● **Task statement**: Look for the string "Target" in the listing below, then copy every line that has it.
----
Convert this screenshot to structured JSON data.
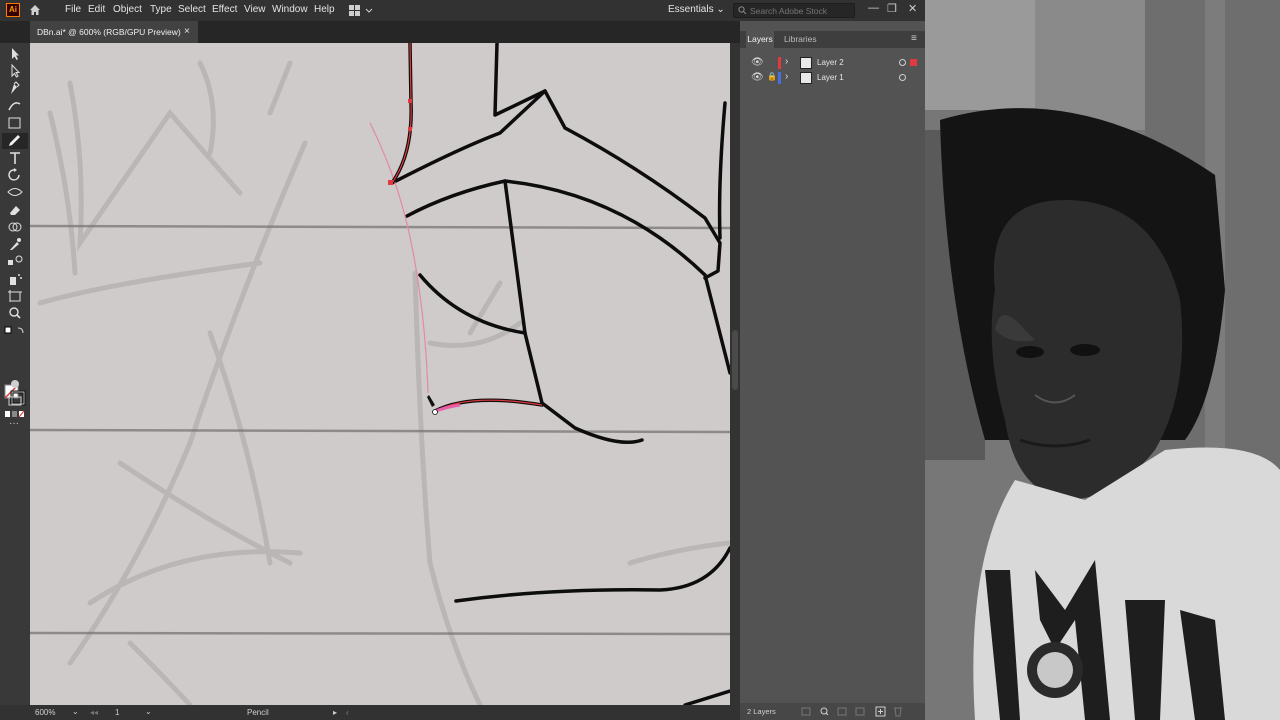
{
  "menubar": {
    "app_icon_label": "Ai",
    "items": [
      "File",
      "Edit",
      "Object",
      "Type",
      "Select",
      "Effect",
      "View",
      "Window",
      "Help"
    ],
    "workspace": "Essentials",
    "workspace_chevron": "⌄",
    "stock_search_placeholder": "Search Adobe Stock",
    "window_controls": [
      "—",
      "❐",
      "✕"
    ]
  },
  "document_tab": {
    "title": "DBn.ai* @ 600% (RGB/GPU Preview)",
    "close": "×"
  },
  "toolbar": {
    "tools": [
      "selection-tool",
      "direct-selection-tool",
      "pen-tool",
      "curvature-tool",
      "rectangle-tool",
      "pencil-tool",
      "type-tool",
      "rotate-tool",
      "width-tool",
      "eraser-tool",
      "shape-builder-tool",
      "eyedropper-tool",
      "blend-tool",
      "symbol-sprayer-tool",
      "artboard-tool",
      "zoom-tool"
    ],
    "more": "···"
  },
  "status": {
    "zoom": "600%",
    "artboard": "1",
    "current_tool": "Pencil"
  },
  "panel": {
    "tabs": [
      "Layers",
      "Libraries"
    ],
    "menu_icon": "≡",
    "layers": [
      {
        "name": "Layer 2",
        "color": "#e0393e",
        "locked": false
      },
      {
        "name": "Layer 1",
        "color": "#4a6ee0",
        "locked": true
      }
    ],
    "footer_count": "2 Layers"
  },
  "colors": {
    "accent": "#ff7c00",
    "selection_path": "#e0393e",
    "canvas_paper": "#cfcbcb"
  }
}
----
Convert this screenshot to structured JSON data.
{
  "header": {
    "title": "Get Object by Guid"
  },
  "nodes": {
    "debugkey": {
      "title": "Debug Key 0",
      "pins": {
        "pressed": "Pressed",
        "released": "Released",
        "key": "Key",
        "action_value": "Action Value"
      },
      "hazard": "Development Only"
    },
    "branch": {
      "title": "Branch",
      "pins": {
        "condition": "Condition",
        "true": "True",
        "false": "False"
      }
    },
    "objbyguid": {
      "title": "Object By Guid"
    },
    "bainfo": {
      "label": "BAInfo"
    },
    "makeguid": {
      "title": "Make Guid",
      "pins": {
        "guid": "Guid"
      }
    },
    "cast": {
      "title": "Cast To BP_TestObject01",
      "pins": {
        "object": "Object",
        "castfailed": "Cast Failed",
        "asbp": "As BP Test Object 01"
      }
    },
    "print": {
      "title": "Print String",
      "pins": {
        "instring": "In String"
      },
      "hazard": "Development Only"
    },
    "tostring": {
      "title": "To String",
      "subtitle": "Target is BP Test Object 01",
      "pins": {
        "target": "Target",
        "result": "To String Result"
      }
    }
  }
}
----
● **Solution below**:
      "subtitle": "Target is BP Test Object 01",
        "target": "Target",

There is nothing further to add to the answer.